=== Work request ===
Which lines of the entries below hold the word "Jacket"? Report each of them.

=== Records to use ===
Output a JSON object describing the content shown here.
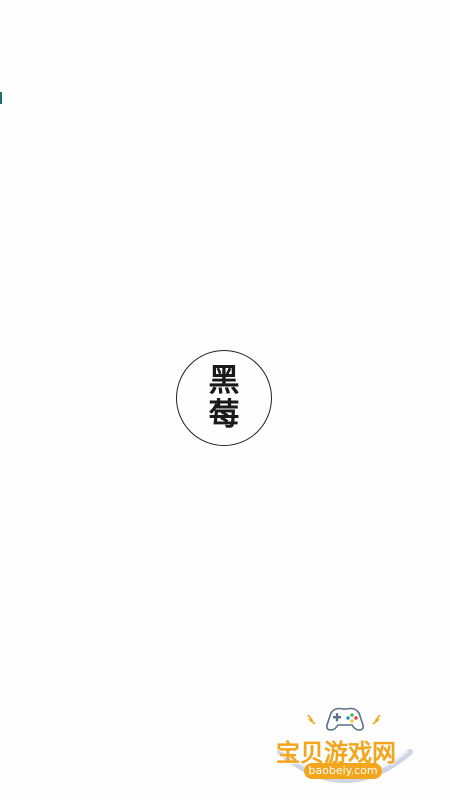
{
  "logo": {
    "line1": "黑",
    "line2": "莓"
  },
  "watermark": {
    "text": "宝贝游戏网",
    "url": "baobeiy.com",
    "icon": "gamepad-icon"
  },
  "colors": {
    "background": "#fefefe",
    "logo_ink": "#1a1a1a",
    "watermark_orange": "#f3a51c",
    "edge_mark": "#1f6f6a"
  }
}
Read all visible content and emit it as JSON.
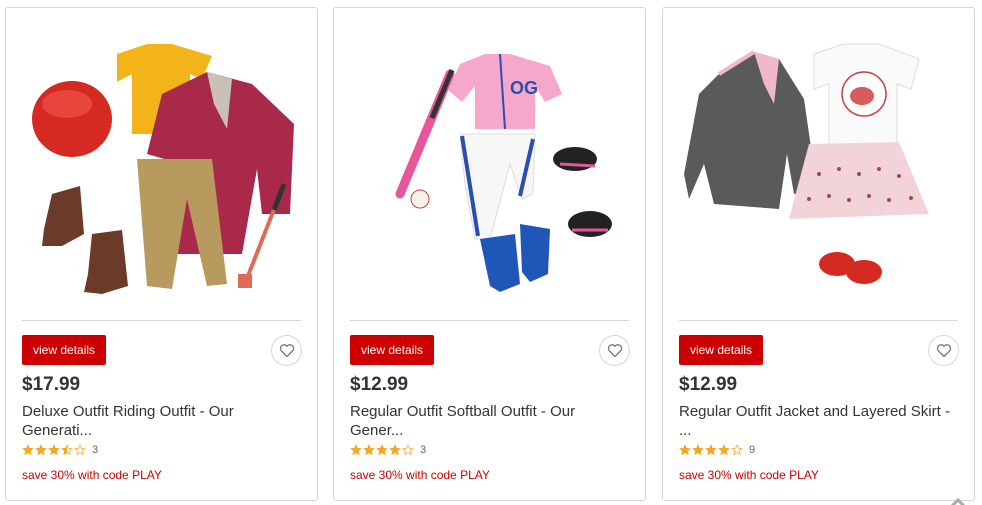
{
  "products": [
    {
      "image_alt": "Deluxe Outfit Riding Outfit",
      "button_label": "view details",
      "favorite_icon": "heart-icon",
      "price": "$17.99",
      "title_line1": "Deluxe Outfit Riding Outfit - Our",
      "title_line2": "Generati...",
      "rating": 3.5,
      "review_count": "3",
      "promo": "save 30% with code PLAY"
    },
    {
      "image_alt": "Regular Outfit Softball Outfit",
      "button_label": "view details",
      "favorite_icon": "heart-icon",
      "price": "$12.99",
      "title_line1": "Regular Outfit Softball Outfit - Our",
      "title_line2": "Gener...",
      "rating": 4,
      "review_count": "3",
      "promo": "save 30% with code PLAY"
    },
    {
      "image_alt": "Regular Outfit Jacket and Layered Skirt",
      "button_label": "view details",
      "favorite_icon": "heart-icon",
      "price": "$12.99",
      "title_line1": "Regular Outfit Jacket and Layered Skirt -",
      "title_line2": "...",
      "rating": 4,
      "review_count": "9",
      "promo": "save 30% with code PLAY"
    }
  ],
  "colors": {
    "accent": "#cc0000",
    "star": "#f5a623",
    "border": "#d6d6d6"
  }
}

=== Answer area ===
      "image_alt": "Regular Outfit Jacket and Layered Skirt",
      "title_line1": "Regular Outfit Jacket and Layered Skirt -",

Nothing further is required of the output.